At the Pakistani Embassy in Paris, Khar also met with a group of French academics, think tank participants, and intellectuals.
The Paris-based global watchdog on dirty money stated that the inaugural FATF Plenary will be held on October 20-21, 2022, during Singapore’s two-year presidency of T Raja Kumar.
Representatives from 206 Global Network members and observer organisations will attend the Working Group and Plenary sessions in Paris, including the International Monetary Fund, the United Nations, the World Bank, Interpol, and the Egmont Group of Financial Intelligence Units.

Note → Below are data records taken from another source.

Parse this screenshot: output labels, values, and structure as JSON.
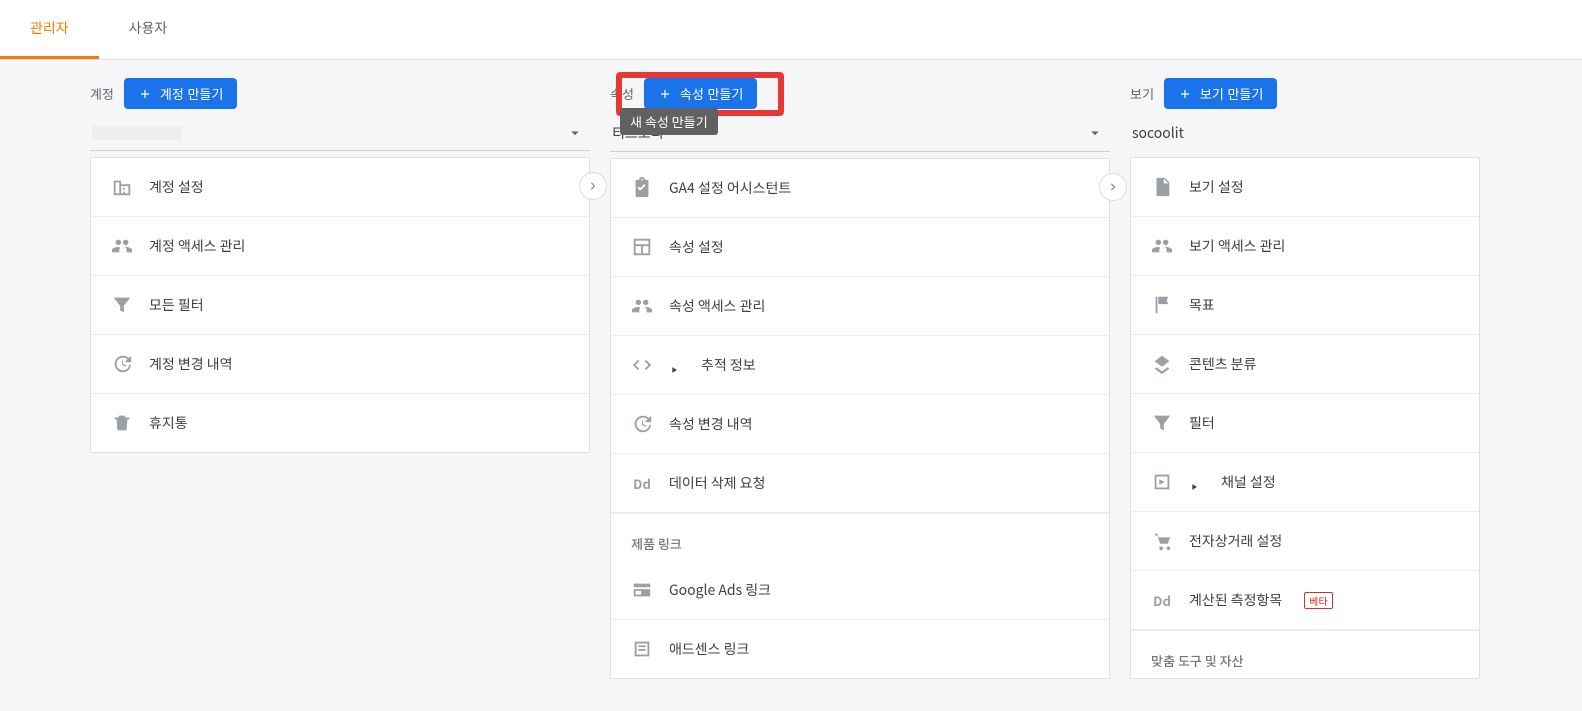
{
  "tabs": {
    "admin": "관리자",
    "user": "사용자"
  },
  "account": {
    "label": "계정",
    "create_btn": "계정 만들기",
    "selector_value": "",
    "items": [
      "계정 설정",
      "계정 액세스 관리",
      "모든 필터",
      "계정 변경 내역",
      "휴지통"
    ]
  },
  "property": {
    "label": "속성",
    "create_btn": "속성 만들기",
    "tooltip": "새 속성 만들기",
    "selector_value": "티스토리",
    "items": [
      "GA4 설정 어시스턴트",
      "속성 설정",
      "속성 액세스 관리",
      "추적 정보",
      "속성 변경 내역",
      "데이터 삭제 요청"
    ],
    "section_product_links": "제품 링크",
    "product_link_items": [
      "Google Ads 링크",
      "애드센스 링크"
    ]
  },
  "view": {
    "label": "보기",
    "create_btn": "보기 만들기",
    "selector_value": "socoolit",
    "items": [
      "보기 설정",
      "보기 액세스 관리",
      "목표",
      "콘텐츠 분류",
      "필터",
      "채널 설정",
      "전자상거래 설정",
      "계산된 측정항목"
    ],
    "beta_badge": "베타",
    "section_custom": "맞춤 도구 및 자산"
  }
}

The plenary’s choices would be made public at the end of the two days of debate. The plenary will focus on states recognised as posing a danger to the global financial system, as well as other critical challenges. This includes revisions to public statements identifying jurisdictions as high risk or subject to greater surveillance, as well as recommendations on how to increase beneficial ownership transparency to prevent the use of shell firms and other opaque structures to launder illegal assets.
Pakistan was added to the increased monitoring list in June 2018 due to deficiencies in its legal, financial, regulatory, investigations, prosecution, judicial, and non-governmental sectors to combat money laundering and terror financing, both of which pose serious threats to the global financial system.
Islamabad made high-level political promises to rectify these inadequacies in a 27-point action plan. However, 34 action points were eventually added. Since then, the country has worked aggressively with FATF and its affiliates to strengthen its legal and financial systems against money laundering and terrorism financing in order to meet global standards and the FATF’s 40 recommendations.
A 15-member joint team from the FATF and its regional affiliate Asia Pacific Group in Sydney visited Pakistan from August 29 to September 2 to review whether the country was complying to the 34-point action plan it agreed to with the FATF.
The authorities that had kept the group’s travel to the country secret afterwards described it as “a seamless and successful tour.” The delegation conducted extensive conversations with relevant agencies in accordance with the FATF Plenary’s authorization of an on-site visit in June 2022.
According to the Foreign Office, the purpose of the visit was to confirm the high degree of commitment and durability of AML/CFT regime reforms in Pakistan on the ground, and [it] hoped for a logical conclusion to the review process. The FATF International Cooperation Review Group and plenary meetings will go over the FATF Onsite team’s report.
Pakistan said that after four years of hard work, it had not only achieved a high level of technical compliance with FATF standards, but also assured a high degree of efficacy by putting two major FATF action plans into operation.
In June of this year, Pakistan was deemed to be “compliant or mainly compliant” with FATF regulations on all 34 points. FATF subsequently opted to send an onsite team to Pakistan to confirm this on the ground before formally declaring Pakistan’s removal from the grey list, which occurred in August and September of this year.
In terms of technical adherence to FATF regulations, Pakistan was rated “compliant or mainly compliant” by APG in 38 of 40 FATF recommendations in August of this year, putting it among the top-performing nations globally.
The FATF/APG action plan for the efficacy of AML/CFT was completed in June, a little after the IMF’s structural objective of the end of March 2022. The administration promised to “meet the timelines for the implementation of the APG’s 2021 Action Plan, including on the framework for mutual legal assistance, AML/CFT supervision, transparency of beneficial ownership information, and compliance with targeted financial sanctions for pr” and to “review by end-June 2022 the implementation of AML/CFT controls by financial institutions in relation to the tax amnesty programme for the construction sector.”